Quantitative suspension test for the evaluation of basic sporicidal activity of chemical disinfectants and antiseptics.
EN 14347 is a phase 1 suspension test for the evaluation of basic sporicidal activity in chemical disinfectants. The result of a basic suspension test cannot be used to substantiate product claims and it is not valid for product registration. The test is applicable to active substances (antibacterial biocides) and to formulations under development that are planned to be used in food, industrial, domestic and institutional, medical and veterinary areas.
The standard refers to the parameters to be observed when testing products intended for disinfection. This includes the test microorganism, test temperature, contact time and reference substances.
- Test microorganism refers to the mandatory list of microbes that must be used in the test to determine the antimicrobial activity of the product. The mandatory microorganisms are assumed to represent all microbes in its group.
- Test temperature refers to the temperature in which the test must be conducted. The general assumption is that disinfectants are less effective in low temperatures compared to higher temperatures.
- Contact time refers to the minimum duration a product must remain in contact with the microbes for the product to be effective.
One of the major differences between phase 1 basic suspension tests and phase 2 step 1 suspension tests is that phase 1 basic suspension tests do not include interfering substances in the test procedure.
Refer to the table below for the minimum and additional test conditions.
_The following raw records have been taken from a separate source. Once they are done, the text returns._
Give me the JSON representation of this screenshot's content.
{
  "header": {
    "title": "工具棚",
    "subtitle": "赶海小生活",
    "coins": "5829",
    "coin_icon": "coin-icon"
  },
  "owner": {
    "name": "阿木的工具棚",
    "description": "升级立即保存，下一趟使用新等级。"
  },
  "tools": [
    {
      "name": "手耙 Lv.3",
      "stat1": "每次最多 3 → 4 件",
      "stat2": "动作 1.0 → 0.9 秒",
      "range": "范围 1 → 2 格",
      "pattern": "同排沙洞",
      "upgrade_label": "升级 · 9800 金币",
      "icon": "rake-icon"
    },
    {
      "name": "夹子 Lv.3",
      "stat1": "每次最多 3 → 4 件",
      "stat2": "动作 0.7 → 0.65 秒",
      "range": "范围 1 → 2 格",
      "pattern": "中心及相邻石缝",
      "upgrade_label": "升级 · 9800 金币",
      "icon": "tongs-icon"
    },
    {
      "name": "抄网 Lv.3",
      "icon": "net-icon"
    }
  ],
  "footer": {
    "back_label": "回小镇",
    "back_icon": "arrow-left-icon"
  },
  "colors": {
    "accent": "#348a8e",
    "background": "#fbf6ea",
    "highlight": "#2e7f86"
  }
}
In this phase 1 suspension test, 8 parts of test product is added to 1-part test microorganism and 1-part water. The mixture is allowed to interact for the duration of the contact time. 0.1 ml of the mixture is transferred to 10 ml TSB with neutralizer for 30 minutes to halt antimicrobial activity. Serial dilution is performed on the mixture, plated and incubated for 4-7 days to allow surviving spores (if any) to proliferate. The colony is counted and compared against the original culture size.
The test procedure also includes spore suspension susceptibility controls where the test is repeated with reference test solutions. Bacillus subtilis and Bacillus cereus spores are verified using two concentration levels of glutaraldehyde and peracetic acid solutions.
- With Bacillus subtilis without interfering substance:
- 3.0% (v/v) – 30 min: Glutaraldehyde solution should achieve a lg reduction of 1.55 ± 1.15 lg
- 0.05% (v/v) – 15 min: Peracetic acid solution should achieve a lg reduction of 2.4 ± 0.4 lg
- With Bacillus cereus without interfering substance:
- 1.0% (v/v) – 30 min: Glutaraldehyde solution should achieve a lg reduction of 3.45 ± 0.7 lg
- 0.1% (v/v) – 15 min: Peracetic acid solution should achieve a lg reduction of 1.25 ± 0.5 lg
Log reduction refers to the extent to which a product is capable of reducing the number of microbes. For example, 4-log reduction means the number of microorganisms on a surface has been reduced by 10 000 times. A product that is 99.9% effective against a certain microbe is said to have achieved 3-log reduction against that microbe.
For a product to pass EN 14347, it must be able to achieve 4-log reduction against the respective test microorganisms listed in Table 1. In other words, the product must be able to kill 99.99% bacteria while meeting all the other requirements of the European standard.